_Try it_
Find the lines below holding the word "TSQL" and copy each of them.

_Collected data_
================

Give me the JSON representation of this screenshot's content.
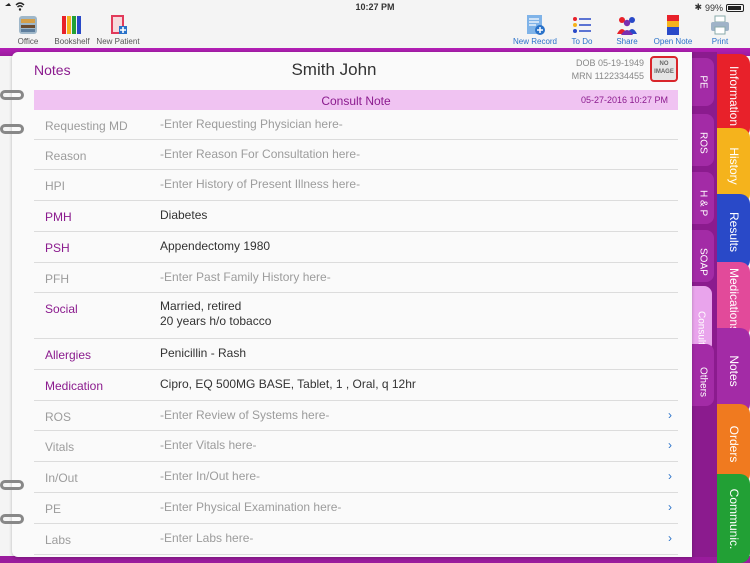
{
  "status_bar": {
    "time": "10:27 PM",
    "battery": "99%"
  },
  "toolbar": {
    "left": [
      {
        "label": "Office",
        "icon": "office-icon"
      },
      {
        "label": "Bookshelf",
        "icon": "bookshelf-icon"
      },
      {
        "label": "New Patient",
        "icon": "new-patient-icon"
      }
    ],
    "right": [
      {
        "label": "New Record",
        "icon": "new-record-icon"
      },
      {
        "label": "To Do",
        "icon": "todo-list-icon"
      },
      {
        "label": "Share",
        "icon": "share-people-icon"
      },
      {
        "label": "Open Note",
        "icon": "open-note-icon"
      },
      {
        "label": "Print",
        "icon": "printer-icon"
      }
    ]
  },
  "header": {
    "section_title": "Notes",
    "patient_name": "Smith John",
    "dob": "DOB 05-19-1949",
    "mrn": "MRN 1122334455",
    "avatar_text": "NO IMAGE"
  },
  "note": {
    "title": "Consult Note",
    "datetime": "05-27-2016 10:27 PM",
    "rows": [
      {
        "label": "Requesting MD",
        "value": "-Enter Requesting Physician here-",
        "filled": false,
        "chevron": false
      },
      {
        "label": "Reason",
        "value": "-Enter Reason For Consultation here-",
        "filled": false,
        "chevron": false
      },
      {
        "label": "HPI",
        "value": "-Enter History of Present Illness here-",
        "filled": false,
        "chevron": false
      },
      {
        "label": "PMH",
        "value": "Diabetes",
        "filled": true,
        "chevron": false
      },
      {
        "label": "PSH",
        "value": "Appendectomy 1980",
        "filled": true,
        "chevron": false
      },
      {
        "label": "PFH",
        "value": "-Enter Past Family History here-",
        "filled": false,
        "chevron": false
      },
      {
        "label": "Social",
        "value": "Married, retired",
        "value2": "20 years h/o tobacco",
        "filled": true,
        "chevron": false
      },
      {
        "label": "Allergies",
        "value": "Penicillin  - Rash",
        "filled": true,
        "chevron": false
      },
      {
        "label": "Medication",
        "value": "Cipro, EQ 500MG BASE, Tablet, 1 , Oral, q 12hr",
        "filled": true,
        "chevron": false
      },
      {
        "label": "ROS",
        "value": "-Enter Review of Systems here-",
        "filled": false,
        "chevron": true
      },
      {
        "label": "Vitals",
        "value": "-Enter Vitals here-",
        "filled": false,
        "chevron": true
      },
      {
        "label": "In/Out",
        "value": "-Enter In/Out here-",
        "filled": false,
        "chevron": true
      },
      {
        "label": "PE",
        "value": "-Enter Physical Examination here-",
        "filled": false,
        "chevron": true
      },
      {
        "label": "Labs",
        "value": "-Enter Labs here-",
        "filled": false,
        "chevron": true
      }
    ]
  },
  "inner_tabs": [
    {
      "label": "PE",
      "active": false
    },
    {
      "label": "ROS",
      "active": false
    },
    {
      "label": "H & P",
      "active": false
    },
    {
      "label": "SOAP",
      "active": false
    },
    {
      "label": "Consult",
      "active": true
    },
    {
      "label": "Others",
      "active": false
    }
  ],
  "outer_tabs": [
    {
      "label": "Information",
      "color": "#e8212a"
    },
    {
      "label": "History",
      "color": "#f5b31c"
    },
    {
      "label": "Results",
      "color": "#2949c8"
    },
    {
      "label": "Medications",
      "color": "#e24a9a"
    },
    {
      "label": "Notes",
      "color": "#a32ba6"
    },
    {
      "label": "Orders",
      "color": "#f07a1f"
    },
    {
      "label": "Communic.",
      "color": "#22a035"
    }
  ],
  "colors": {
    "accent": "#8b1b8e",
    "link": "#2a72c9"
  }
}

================

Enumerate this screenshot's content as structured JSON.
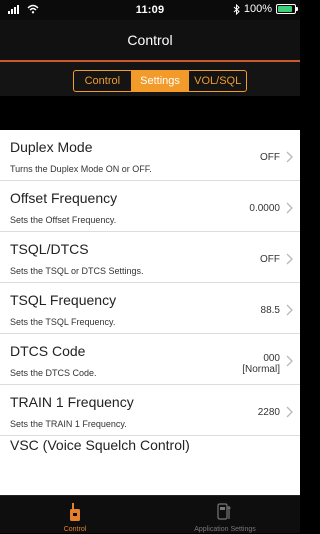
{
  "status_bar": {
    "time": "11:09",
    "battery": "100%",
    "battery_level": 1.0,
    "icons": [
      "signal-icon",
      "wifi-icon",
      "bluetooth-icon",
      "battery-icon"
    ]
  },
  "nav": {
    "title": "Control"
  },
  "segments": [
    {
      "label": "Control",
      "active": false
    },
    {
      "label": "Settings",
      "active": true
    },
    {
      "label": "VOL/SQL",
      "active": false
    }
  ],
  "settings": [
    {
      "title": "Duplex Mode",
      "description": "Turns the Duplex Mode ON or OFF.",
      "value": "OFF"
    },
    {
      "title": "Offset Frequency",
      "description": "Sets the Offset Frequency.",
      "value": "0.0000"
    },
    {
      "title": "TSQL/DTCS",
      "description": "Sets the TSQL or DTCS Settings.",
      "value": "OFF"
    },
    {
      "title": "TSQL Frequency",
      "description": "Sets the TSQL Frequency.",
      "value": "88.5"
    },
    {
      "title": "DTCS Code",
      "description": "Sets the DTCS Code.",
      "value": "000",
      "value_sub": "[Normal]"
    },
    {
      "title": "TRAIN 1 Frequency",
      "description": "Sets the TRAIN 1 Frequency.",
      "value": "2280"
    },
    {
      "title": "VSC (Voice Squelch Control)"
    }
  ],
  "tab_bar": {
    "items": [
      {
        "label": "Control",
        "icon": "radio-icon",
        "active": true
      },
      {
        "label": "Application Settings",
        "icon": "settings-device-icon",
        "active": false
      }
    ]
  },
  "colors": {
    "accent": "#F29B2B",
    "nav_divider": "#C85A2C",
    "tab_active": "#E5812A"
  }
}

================

_Response to this task_
      "title": "TSQL/DTCS",
      "description": "Sets the TSQL or DTCS Settings.",
      "title": "TSQL Frequency",
      "description": "Sets the TSQL Frequency.",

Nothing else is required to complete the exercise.